The bus returned to Port Voll with over 4,000 moorings and some rather decent boats. From there we visited La Barceloneta and the main beach of the town. Unfortunately, the day had not improved and wind and rain now swept the beach. My goal was to see Sagrada Familia the most popular of Barcelona’s works by the famous architect Gaudi. We changed from the red west line to the green east line to see the Familia but it was not to be. In fact, it is so popular that you have to purchase tickets to visit. By the time, we got there the tickets had sold out until the following day. So, we strolled around the Familia and I was able to take a few pictures even though it was still under renovation/repair.

We found a warm bar across the road and ordered a paella. We made the decision to abandon the bus and try our hand at the Metro to visit the old part of the town. After investigating the available lines at the nearby Metro, we decided on the purple line to Paral-el. Once we arrived at the station we found it is situated on the Avenue Paral-el and very close to the cable car tower where we started our trip. We were still not in the old town so we headed to the wharves and took a left-hand turn to Avenue la Rambla and into the heart of the old town. On the way, we passed a reminder of Barcelona’s industrial history, and a reminder of it is medieval past. The old town was drab and although it had its fair share of old churches, medieval bridges, and Roman relics, it did not capture our interest. The sky had lost its cloudiness and the warmth of the sun could be felt and appreciated but it did not last long. We stopped at a small bar and enjoyed a fruit smoothie each and decided to head back to the ship. Our excitement was so great that we left without paying which I remembered when we were halfway back to our collection point causing us to retrace our steps pay our bill and start again. Tomorrow is Mallorca and Palma de Mallorca.

The Retirees return to Italy – On board the SS Costa Diadema – Savona

Our next port of call is Savona. During the night, the ship navigates around the Ligurian coast past Portofino and Genoa. Our plan is to travel by bus to Genoa and check out the old town. It is a bit overcast when we arrive in Genoa. It is an early start and an hour by autostrada to Genoa and we are dropped off at a square beside the aquarium and a fake galleon donated by Roman Polanski after he finished making a pirate movie.

Genoa is a much lively place with its ancient buildings having covered footpath hiding the retail premises beneath the residences above. For the naval historians reading this, you will know of Genoa’s maritime history, its long – time battle with Venice for dominance of the sea lanes and the wealth of the town but those who don’t need to see our photos of the city gates and how residences and shops have all but swallowed it up, the streets lined with shops, the continuous apartments and the piazzas, the public icons on buildings, the churches (including San Maria Madellane where an Italian playing bagpipes played a lament on the anniversary of a deceased husband for the grieving widow and San Pietro in Banchi) and banks that line even the smallest streets.

Following the back streets led us to the mall in Via San Lorenzo.

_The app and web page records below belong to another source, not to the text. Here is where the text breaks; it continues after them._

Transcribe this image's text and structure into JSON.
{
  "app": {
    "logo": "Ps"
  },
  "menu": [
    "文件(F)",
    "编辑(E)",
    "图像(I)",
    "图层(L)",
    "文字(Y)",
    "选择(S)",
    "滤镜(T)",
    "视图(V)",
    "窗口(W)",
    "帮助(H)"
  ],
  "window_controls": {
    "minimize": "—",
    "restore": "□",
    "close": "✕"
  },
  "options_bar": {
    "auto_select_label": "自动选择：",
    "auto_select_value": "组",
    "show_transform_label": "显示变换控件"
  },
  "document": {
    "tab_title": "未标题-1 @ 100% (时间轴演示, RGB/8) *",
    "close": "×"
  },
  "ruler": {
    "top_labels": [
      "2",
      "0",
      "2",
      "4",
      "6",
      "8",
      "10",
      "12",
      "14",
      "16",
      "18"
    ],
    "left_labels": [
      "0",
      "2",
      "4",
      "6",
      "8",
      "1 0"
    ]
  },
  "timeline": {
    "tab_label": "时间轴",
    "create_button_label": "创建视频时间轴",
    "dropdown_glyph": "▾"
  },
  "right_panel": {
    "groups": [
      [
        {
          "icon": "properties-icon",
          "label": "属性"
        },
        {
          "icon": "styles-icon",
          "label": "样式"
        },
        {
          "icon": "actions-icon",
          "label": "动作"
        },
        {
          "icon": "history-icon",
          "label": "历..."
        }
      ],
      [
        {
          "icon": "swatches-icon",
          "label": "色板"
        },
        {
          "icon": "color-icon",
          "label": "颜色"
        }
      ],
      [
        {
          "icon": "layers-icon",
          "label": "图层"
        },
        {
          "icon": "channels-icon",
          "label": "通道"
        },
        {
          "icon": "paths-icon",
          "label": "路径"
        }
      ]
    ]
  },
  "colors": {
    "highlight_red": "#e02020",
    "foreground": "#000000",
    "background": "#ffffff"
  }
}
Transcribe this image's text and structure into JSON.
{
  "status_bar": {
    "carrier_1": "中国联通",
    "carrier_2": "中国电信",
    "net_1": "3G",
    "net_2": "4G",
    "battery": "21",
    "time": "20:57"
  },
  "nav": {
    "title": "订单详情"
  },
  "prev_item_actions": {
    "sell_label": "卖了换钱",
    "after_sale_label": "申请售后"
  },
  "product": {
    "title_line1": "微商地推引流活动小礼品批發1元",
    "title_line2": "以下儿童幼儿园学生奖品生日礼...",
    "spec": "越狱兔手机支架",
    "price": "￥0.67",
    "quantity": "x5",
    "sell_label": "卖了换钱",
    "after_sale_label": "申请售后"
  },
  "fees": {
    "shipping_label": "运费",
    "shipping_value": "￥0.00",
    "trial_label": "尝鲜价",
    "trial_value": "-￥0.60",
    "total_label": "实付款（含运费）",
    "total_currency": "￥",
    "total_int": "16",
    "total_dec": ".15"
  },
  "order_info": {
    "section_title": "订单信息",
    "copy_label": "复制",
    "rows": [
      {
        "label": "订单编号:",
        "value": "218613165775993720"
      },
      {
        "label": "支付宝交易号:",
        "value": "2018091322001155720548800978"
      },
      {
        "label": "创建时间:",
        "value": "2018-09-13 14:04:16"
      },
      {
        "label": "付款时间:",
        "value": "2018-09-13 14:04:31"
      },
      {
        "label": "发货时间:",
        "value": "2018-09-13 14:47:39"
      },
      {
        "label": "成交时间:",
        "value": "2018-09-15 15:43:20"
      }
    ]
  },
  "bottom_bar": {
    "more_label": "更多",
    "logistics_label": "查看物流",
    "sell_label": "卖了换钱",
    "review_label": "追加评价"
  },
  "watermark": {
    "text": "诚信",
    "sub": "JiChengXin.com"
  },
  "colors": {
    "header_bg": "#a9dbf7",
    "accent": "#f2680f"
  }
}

Here the more extravagant monuments could be found in Piazzas San Lorenzo (Cathedrale San Lorenzo) Matteotti (Chiesa del Gesu) and Ferrari. Outside the Chiesa del Gesu a protest to abuse of children. After the fountain in Piazza Ferrari we followed into Via Dante and the house of Christopher Columbus, that famous mariner who discovered and claimed for the King of Spain the Americas and all the time he was Genoese not Italian or Spanish. Remember Genoa was a city state with its own government, and naval force and Italy would not be unified until 1861 under Garibaldi.

After the house of Columbus, we passed into Piazza Dante and there stood two towers and another town gate. So, we sat in the sun with our stolen rolls from the ship and had our morning tea looking at a Roman ruin and the city gate connected to the remnant of the city wall. Following the city wall, we passed little trattorias, doorways in the wall, and the Piazza di Sarzano. After calling into a ship’s chandelier to pick up a thingo, we made our way back to the bus in Piazza Caricamento and return to the Diadema.